# Aim of the exercise
All of the data below should be output exactly as given.

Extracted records
*** Block opens ***

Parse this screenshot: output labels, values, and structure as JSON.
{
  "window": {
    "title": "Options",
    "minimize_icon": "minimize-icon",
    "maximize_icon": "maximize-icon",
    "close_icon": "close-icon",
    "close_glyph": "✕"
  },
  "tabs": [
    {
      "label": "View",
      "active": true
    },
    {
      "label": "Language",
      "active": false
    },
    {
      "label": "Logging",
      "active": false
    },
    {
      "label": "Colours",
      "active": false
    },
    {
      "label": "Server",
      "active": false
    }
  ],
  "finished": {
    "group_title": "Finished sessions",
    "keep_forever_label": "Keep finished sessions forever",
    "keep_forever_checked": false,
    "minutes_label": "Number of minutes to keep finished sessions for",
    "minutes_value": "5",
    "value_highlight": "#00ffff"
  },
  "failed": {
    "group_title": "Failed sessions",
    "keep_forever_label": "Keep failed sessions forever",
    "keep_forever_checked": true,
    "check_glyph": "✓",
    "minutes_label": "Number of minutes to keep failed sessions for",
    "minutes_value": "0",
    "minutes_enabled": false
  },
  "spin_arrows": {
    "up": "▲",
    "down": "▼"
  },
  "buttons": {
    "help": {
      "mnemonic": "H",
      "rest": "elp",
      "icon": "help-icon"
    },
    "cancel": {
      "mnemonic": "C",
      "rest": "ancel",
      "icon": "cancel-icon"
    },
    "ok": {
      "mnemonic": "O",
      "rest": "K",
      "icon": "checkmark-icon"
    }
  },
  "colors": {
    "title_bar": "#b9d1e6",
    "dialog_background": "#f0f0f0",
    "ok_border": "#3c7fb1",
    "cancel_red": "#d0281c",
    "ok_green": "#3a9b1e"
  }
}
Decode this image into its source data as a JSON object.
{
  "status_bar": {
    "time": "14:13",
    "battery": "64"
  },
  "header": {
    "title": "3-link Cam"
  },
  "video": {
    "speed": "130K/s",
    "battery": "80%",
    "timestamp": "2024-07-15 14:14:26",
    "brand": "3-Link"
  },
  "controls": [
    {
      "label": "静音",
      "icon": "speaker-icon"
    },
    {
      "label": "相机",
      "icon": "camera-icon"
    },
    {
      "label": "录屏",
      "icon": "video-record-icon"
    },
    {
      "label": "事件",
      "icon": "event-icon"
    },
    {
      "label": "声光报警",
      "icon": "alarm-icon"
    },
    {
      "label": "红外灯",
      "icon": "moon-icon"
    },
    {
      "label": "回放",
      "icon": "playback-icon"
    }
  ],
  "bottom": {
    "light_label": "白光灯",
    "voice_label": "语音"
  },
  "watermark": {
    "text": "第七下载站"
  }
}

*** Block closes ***

# Solution to the problem
Parse this screenshot: output labels, values, and structure as JSON.
{
  "window": {
    "title": "Options",
    "minimize_icon": "minimize-icon",
    "maximize_icon": "maximize-icon",
    "close_icon": "close-icon",
    "close_glyph": "✕"
  },
  "tabs": [
    {
      "label": "View",
      "active": true
    },
    {
      "label": "Language",
      "active": false
    },
    {
      "label": "Logging",
      "active": false
    },
    {
      "label": "Colours",
      "active": false
    },
    {
      "label": "Server",
      "active": false
    }
  ],
  "finished": {
    "group_title": "Finished sessions",
    "keep_forever_label": "Keep finished sessions forever",
    "keep_forever_checked": false,
    "minutes_label": "Number of minutes to keep finished sessions for",
    "minutes_value": "5",
    "value_highlight": "#00ffff"
  },
  "failed": {
    "group_title": "Failed sessions",
    "keep_forever_label": "Keep failed sessions forever",
    "keep_forever_checked": true,
    "check_glyph": "✓",
    "minutes_label": "Number of minutes to keep failed sessions for",
    "minutes_value": "0",
    "minutes_enabled": false
  },
  "spin_arrows": {
    "up": "▲",
    "down": "▼"
  },
  "buttons": {
    "help": {
      "mnemonic": "H",
      "rest": "elp",
      "icon": "help-icon"
    },
    "cancel": {
      "mnemonic": "C",
      "rest": "ancel",
      "icon": "cancel-icon"
    },
    "ok": {
      "mnemonic": "O",
      "rest": "K",
      "icon": "checkmark-icon"
    }
  },
  "colors": {
    "title_bar": "#b9d1e6",
    "dialog_background": "#f0f0f0",
    "ok_border": "#3c7fb1",
    "cancel_red": "#d0281c",
    "ok_green": "#3a9b1e"
  }
}
Decode this image into its source data as a JSON object.
{
  "status_bar": {
    "time": "14:13",
    "battery": "64"
  },
  "header": {
    "title": "3-link Cam"
  },
  "video": {
    "speed": "130K/s",
    "battery": "80%",
    "timestamp": "2024-07-15 14:14:26",
    "brand": "3-Link"
  },
  "controls": [
    {
      "label": "静音",
      "icon": "speaker-icon"
    },
    {
      "label": "相机",
      "icon": "camera-icon"
    },
    {
      "label": "录屏",
      "icon": "video-record-icon"
    },
    {
      "label": "事件",
      "icon": "event-icon"
    },
    {
      "label": "声光报警",
      "icon": "alarm-icon"
    },
    {
      "label": "红外灯",
      "icon": "moon-icon"
    },
    {
      "label": "回放",
      "icon": "playback-icon"
    }
  ],
  "bottom": {
    "light_label": "白光灯",
    "voice_label": "语音"
  },
  "watermark": {
    "text": "第七下载站"
  }
}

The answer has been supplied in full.